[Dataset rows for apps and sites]
★ ★ ★ ★
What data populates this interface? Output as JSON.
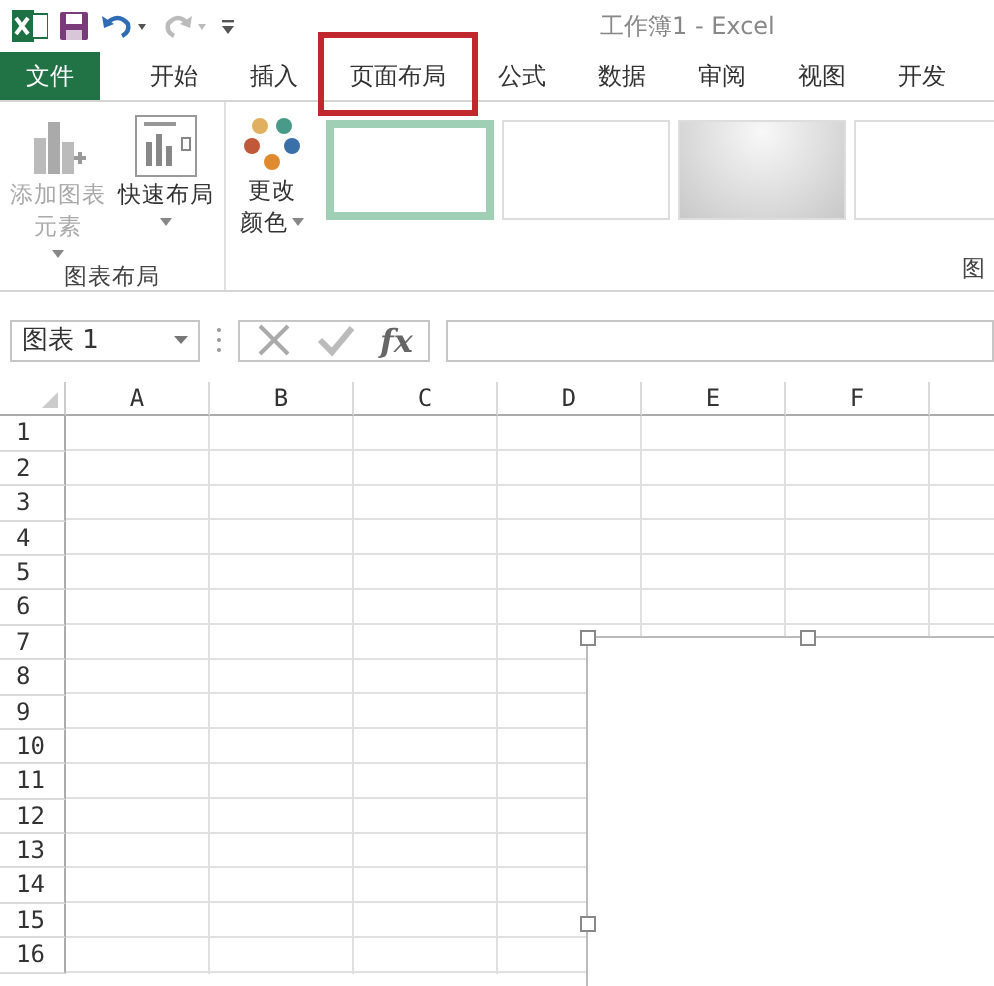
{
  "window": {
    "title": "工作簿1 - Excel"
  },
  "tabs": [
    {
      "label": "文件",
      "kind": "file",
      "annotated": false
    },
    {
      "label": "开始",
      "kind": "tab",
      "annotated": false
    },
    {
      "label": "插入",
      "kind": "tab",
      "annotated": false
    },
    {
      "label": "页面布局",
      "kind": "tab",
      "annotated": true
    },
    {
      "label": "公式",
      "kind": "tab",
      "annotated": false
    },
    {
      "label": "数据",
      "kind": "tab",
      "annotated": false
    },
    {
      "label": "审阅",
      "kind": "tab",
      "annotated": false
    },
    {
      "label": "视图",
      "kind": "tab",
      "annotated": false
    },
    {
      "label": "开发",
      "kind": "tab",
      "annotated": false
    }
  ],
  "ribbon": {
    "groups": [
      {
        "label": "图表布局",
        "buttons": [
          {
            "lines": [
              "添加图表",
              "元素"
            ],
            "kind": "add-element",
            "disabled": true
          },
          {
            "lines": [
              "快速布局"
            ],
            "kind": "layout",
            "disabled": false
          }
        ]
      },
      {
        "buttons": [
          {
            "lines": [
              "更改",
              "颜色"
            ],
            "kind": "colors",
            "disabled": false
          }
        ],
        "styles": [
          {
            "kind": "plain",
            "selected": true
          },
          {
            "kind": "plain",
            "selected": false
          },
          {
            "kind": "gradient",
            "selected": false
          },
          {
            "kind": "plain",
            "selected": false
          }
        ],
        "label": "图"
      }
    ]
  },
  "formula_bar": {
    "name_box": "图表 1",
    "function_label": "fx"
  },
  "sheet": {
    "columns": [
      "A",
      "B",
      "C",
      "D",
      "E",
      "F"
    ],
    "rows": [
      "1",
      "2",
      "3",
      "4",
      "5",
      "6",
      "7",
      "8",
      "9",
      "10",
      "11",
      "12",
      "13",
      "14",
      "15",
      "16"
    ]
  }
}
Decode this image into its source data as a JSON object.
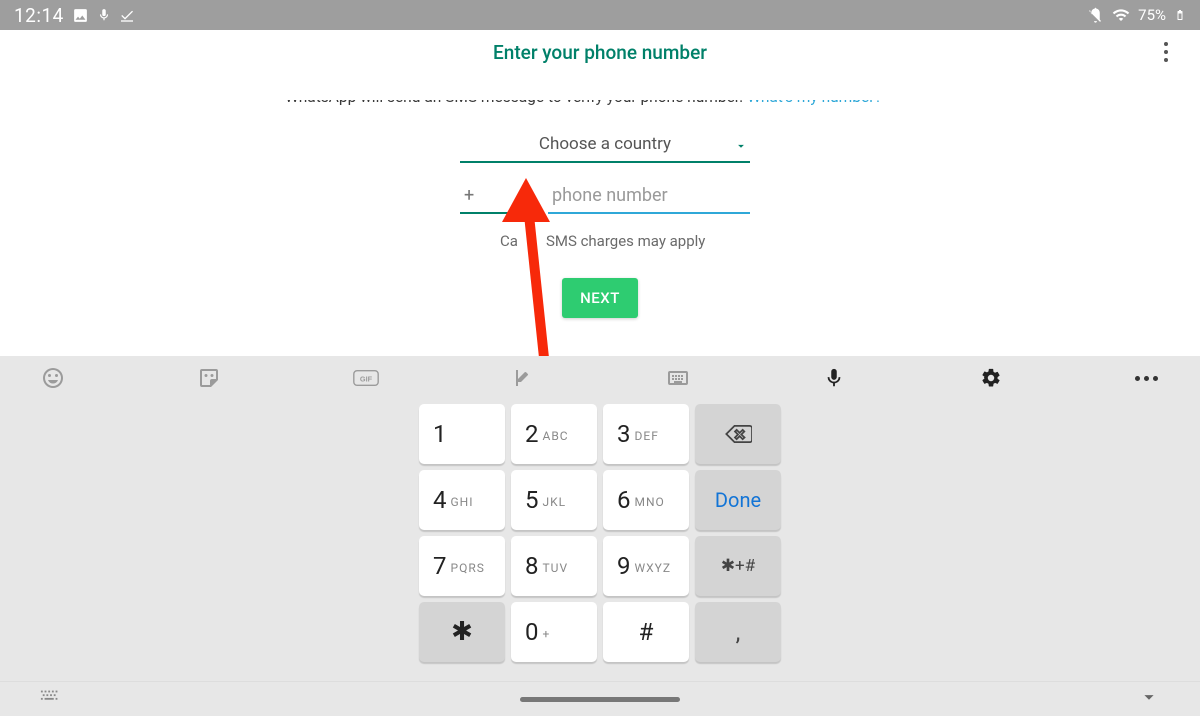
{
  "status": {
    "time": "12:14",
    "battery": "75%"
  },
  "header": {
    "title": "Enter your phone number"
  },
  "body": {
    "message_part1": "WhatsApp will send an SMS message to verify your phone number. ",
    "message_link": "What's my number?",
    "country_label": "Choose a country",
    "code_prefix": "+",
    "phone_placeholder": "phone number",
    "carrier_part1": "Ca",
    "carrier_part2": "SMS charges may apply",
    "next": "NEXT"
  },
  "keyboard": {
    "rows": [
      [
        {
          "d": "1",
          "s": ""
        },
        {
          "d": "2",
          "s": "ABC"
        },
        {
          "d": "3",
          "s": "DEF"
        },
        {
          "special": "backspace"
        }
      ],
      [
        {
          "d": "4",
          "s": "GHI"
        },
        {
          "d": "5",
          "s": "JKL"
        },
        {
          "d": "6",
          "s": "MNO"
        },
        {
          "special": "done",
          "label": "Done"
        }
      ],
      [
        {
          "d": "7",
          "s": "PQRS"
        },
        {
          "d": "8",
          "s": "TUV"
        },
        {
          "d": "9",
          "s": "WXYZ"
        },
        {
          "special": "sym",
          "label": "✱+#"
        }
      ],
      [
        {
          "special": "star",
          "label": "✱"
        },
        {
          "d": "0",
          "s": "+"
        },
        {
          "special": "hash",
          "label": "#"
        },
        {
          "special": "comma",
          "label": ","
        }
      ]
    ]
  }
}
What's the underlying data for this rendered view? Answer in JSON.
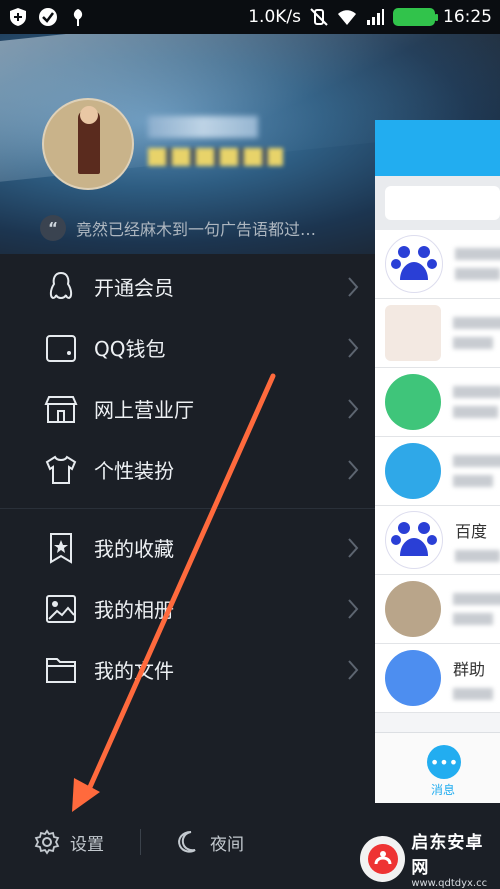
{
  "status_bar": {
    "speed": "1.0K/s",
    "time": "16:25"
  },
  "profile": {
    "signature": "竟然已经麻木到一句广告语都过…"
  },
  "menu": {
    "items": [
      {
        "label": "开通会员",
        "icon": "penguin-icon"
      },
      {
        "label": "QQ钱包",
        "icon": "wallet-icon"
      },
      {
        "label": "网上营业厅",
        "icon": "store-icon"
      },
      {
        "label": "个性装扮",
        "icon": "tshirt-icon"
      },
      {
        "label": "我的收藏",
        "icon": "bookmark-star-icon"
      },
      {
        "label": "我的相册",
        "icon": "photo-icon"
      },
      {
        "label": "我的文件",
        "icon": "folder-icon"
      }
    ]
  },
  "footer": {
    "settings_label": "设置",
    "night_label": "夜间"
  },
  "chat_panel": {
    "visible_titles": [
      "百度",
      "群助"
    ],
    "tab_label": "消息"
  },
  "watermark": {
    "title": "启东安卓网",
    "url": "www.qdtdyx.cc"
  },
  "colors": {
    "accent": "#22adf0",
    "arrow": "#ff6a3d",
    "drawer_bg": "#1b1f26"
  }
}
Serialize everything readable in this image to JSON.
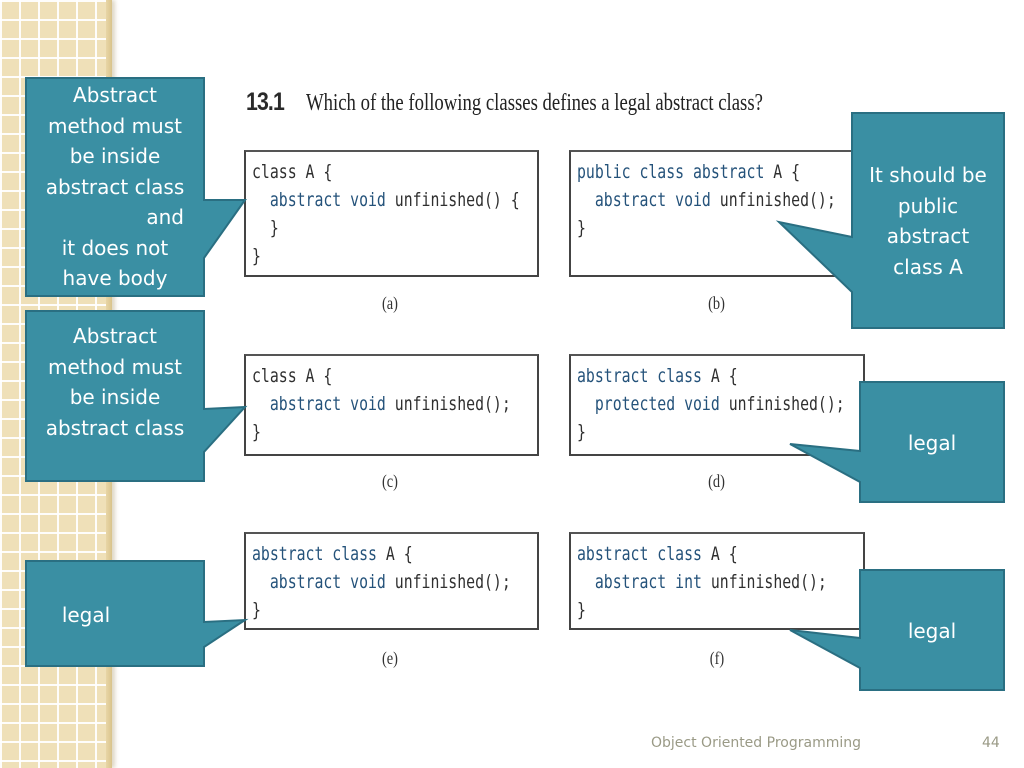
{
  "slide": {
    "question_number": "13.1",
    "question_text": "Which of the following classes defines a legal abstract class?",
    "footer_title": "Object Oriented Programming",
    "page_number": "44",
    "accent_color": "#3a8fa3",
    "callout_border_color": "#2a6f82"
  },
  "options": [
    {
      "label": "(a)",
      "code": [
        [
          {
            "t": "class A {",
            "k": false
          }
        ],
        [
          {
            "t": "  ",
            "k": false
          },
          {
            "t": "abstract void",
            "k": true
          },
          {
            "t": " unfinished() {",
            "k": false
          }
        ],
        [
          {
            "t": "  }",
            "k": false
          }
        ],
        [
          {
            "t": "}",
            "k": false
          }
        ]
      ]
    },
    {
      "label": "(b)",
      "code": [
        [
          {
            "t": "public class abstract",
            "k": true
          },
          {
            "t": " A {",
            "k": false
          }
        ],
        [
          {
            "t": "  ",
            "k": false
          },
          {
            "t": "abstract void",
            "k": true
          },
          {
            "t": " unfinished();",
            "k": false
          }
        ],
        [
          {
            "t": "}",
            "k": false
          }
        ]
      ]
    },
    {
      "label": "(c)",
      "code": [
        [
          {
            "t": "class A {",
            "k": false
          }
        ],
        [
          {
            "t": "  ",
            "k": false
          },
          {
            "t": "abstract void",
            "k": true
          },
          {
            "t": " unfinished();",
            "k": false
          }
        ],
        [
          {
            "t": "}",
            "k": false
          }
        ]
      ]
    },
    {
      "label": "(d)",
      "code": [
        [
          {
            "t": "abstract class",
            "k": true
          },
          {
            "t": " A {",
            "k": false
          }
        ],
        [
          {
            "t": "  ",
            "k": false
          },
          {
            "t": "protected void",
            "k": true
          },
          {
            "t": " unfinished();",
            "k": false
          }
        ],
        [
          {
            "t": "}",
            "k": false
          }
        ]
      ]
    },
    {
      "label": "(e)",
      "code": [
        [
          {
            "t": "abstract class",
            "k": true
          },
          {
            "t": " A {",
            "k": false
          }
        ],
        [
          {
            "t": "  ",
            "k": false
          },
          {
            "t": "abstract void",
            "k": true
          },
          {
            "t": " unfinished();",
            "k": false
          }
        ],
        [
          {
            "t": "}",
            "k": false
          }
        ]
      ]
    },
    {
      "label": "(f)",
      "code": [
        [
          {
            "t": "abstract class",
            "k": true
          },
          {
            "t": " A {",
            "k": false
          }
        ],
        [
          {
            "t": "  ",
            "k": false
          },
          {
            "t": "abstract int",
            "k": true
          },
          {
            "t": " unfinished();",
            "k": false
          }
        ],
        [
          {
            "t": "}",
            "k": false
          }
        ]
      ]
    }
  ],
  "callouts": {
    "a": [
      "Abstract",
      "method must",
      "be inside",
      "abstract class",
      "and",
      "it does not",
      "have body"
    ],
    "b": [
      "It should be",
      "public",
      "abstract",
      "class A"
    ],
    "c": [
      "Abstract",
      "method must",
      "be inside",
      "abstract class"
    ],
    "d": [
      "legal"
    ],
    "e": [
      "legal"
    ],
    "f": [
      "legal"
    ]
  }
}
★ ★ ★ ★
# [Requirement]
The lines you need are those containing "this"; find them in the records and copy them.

# [The answer]
What data populates this interface? Output as JSON.
Decode this image into its source data as a JSON object.
What's the underlying data for this rendered view? Answer in JSON.
Serialize everything readable in this image to JSON.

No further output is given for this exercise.